I'm King Kong! The Exploits of Merian C. Cooper is a 60 minute documentary covering the life of the director of the original 1933 King Kong directed by Merian C. Cooper. The documentary was released just in time to serve as an interesting biographical background piece for those going to see the 2005 remake directed by Peter Jackson.
I'm King Kong! spends little time on the creation of the 1933 classic, rather it covers the exciting life of the man behind the camera. Merian C. Cooper was a cinematic innovator who, prior to King Kong, had revolutionized the documentary in his travels to dangerous corners of the globe. One innovation in particular was the way he used the camera to capture animals in action. Merian didn't photograph tigers and lions from a distance. Instead he captured the hunting tiger in action and filmed elephant stampedes from within the stampede itself. Cooper's documentary's pushed the envelope both technologically and narratively. Instead of presenting apparent scientific, or anthropological, observations, Cooper attempted to present the stories of the peoples he was documenting.
But the adventures of Merian C. Cooper don't begin with his explorations and documentaries, no they begin much earlier in his life. Cooper served as a bomber pilot during the First World War and stayed after the war in Poland where he served as a part of an independant air squadron battling the invading during the Russo-Polish war. It was this brief segment of Cooper's life that I found the most intriguing.

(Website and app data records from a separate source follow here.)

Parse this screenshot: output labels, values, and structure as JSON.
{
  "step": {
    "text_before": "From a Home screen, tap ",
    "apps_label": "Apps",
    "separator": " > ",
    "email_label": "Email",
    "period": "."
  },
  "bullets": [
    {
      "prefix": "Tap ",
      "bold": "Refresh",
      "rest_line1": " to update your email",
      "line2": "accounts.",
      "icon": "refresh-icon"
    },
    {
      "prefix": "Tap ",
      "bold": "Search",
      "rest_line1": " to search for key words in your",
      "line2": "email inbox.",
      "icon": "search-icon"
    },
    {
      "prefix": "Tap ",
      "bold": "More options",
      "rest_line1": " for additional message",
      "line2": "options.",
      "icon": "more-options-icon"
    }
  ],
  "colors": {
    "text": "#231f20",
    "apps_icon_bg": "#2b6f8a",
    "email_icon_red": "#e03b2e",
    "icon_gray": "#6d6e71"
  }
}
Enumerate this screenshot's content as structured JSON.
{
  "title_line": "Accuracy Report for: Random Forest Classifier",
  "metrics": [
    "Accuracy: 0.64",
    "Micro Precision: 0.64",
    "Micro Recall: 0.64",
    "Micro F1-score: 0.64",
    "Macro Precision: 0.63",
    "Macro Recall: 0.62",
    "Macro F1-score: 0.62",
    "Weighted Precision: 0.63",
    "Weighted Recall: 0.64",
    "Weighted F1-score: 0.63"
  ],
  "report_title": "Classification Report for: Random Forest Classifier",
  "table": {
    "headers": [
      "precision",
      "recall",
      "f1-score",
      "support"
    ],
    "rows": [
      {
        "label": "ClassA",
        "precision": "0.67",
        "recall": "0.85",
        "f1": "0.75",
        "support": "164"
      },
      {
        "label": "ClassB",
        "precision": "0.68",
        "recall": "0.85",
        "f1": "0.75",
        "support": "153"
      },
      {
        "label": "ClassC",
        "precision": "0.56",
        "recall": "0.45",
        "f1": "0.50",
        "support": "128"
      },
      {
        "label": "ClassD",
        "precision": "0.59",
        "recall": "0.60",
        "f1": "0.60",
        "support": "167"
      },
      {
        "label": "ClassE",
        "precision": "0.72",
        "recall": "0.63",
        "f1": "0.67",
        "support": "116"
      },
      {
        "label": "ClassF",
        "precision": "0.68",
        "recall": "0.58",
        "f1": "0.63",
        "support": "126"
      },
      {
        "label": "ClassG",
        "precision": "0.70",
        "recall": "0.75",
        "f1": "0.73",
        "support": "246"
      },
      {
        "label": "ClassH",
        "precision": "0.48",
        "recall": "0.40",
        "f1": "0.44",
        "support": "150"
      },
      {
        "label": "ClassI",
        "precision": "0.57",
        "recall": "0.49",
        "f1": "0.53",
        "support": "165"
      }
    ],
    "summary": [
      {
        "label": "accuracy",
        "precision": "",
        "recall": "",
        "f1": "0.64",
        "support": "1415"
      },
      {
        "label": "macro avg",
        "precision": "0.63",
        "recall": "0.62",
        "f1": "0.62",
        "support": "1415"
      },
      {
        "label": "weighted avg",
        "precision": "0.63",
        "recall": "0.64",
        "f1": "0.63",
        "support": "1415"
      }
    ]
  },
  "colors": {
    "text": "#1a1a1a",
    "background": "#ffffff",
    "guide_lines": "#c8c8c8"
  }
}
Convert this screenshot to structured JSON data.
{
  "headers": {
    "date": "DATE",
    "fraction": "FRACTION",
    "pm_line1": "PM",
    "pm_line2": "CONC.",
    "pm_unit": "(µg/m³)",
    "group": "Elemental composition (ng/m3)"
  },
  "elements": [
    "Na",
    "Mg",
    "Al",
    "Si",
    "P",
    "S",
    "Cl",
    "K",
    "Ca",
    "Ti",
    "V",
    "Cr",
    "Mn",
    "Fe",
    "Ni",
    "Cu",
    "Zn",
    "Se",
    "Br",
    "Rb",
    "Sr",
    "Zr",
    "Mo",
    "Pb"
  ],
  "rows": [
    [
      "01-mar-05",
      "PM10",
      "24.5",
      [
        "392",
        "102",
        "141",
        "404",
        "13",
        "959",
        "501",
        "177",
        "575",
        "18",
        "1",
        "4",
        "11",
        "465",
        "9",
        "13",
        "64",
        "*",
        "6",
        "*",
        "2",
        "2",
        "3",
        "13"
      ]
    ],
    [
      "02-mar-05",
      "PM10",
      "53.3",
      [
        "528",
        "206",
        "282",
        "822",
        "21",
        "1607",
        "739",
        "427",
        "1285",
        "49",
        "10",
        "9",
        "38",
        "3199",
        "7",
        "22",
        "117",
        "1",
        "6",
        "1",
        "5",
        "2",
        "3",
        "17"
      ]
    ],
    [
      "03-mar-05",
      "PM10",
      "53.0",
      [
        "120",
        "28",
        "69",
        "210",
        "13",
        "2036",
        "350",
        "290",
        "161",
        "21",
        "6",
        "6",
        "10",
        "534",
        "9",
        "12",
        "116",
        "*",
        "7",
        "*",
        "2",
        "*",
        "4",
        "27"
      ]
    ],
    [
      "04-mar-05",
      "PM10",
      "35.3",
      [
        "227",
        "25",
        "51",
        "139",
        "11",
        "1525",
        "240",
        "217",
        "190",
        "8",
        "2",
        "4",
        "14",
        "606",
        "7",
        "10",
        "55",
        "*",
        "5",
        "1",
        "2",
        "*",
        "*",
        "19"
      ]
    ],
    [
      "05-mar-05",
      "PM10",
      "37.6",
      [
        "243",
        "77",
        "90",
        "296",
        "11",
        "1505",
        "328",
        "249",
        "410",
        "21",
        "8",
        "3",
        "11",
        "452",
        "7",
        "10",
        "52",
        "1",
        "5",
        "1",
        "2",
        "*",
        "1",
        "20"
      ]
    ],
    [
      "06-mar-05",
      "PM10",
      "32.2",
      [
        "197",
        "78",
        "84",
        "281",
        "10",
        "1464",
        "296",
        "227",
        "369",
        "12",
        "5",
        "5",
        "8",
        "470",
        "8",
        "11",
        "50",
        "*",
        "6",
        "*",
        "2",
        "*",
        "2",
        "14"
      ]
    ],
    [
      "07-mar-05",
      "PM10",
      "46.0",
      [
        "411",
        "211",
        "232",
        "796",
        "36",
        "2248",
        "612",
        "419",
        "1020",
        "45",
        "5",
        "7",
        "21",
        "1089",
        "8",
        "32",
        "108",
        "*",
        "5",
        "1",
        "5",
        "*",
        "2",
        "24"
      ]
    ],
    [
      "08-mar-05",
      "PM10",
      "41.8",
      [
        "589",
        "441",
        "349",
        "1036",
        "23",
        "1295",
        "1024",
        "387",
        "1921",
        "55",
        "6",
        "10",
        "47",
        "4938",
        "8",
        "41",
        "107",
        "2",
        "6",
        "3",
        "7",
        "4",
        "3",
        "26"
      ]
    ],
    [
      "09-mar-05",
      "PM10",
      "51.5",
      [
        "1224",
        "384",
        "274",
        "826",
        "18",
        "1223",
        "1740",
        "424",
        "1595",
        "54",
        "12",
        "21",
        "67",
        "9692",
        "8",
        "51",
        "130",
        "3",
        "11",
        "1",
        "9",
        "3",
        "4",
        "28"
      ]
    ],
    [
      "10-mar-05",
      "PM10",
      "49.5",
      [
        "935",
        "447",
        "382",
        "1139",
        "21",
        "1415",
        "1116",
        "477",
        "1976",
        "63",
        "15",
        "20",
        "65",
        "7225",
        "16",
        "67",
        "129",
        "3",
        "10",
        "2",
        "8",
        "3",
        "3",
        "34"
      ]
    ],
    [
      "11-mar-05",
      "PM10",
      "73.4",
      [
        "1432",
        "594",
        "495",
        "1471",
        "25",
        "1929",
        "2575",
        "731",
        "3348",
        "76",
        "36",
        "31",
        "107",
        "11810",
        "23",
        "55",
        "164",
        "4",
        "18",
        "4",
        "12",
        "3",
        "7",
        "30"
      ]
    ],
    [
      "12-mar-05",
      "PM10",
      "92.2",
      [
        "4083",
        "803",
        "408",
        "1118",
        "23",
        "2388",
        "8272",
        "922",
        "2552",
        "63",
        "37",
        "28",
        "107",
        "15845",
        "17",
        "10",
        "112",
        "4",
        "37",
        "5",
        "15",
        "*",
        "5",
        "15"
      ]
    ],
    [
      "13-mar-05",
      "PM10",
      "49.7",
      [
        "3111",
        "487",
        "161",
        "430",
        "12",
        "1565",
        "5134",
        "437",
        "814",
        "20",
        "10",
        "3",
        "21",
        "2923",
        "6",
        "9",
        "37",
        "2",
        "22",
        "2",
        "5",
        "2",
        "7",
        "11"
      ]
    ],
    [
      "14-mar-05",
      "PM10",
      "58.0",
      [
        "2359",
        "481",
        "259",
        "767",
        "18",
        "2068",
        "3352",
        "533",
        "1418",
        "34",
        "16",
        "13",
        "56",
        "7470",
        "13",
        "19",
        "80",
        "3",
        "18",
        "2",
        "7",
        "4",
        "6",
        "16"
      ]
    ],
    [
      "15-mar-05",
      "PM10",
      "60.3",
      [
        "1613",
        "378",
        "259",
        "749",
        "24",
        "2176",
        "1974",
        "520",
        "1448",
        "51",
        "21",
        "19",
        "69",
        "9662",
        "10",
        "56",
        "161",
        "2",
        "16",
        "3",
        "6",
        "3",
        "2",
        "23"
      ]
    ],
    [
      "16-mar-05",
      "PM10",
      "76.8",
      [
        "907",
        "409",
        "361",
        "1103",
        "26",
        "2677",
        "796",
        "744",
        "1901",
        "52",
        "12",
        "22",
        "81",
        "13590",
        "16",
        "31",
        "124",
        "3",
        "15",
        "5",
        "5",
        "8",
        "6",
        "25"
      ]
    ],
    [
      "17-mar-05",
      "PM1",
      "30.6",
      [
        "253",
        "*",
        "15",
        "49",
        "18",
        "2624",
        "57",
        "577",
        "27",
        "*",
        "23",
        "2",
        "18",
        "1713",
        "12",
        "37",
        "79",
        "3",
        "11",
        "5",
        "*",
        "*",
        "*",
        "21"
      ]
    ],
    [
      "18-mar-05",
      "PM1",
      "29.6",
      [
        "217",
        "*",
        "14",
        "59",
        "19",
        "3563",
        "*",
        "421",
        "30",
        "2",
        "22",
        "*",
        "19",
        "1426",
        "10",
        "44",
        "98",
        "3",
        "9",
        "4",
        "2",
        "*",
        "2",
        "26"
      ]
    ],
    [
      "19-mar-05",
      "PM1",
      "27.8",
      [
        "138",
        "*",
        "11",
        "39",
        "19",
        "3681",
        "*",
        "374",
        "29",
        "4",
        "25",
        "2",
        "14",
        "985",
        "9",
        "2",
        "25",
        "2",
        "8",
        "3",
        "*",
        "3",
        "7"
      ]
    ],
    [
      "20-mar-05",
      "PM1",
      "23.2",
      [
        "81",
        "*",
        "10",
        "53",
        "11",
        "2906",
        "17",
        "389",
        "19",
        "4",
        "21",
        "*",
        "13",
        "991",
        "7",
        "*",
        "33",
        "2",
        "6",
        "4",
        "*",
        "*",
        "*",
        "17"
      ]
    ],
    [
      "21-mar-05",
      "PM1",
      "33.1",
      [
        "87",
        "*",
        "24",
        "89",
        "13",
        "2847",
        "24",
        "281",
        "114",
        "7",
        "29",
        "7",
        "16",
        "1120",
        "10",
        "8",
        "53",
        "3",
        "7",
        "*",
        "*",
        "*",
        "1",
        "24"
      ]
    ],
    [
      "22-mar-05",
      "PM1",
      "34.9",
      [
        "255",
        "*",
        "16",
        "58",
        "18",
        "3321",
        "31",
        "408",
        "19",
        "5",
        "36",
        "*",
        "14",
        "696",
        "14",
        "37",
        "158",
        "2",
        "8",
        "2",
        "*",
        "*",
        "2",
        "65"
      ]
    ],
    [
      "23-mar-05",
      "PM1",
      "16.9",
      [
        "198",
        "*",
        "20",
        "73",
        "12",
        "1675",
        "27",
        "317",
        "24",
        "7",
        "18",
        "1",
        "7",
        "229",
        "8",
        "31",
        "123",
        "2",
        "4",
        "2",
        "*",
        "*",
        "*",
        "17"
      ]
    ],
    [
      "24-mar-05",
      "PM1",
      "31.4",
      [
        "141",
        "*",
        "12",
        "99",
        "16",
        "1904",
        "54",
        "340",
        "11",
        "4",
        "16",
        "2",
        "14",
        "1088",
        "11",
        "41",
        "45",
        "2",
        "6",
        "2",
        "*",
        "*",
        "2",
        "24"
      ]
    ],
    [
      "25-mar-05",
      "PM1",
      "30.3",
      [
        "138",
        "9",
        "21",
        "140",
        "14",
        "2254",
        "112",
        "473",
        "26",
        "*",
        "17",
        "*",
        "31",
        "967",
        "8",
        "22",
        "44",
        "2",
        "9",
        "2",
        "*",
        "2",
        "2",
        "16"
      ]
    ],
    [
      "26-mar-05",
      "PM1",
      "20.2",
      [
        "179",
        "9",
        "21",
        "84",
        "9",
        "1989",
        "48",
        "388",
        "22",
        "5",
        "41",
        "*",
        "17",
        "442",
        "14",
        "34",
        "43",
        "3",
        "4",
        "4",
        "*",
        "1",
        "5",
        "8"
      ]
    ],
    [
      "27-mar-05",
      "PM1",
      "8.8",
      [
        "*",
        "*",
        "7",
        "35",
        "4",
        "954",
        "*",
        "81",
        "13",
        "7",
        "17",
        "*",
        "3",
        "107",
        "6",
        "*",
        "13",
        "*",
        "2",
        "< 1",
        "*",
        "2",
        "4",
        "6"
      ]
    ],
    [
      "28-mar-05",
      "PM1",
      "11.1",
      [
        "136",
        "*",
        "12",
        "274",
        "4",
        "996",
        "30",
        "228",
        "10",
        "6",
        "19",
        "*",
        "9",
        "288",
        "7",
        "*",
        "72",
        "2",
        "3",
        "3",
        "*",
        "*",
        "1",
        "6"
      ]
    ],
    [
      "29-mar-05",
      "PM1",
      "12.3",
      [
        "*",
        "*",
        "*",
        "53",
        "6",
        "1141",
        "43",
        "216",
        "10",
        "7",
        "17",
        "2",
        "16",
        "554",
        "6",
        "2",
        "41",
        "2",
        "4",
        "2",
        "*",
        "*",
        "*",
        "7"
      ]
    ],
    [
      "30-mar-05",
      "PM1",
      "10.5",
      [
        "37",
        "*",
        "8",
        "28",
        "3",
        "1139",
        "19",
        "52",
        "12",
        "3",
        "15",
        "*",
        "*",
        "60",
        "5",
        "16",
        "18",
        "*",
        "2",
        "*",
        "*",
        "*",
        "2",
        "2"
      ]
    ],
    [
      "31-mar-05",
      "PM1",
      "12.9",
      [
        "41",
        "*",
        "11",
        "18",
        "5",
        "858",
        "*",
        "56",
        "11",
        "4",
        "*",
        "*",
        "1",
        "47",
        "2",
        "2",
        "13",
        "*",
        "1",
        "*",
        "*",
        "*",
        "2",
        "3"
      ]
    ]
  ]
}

Ever since I was young I have read the Blackhawk comic books, but I (like Wikipedia) never made a connection to any real world pilot squadron. To me the Blackhawks were an idea only applicable to the Second World War, though they also served as inspiration for the pilots in Sky Captain and the World of Tommorrow. While the creators of Blackhawk were probably unaware of Cooper's piloting in Poland during the Russo-Poland war, this part of the documentary made it clear that Cooper was as much a real life Blackhawk as he was a real life Indiana Jones.
Cooper's life, as presented in I'm King Kong, is a life of adventure and struggle against all odds. It comes then as no surprise that Cooper's representation of the Denham character is an exercise of self-portrait. The exercise is taken even further with Jack Black's version of the character in the latest Kong film. Denham, like Cooper, was a man of action who lived close to the edge. If you get a chance, watch I'm King Kong the next time it shows on TCM.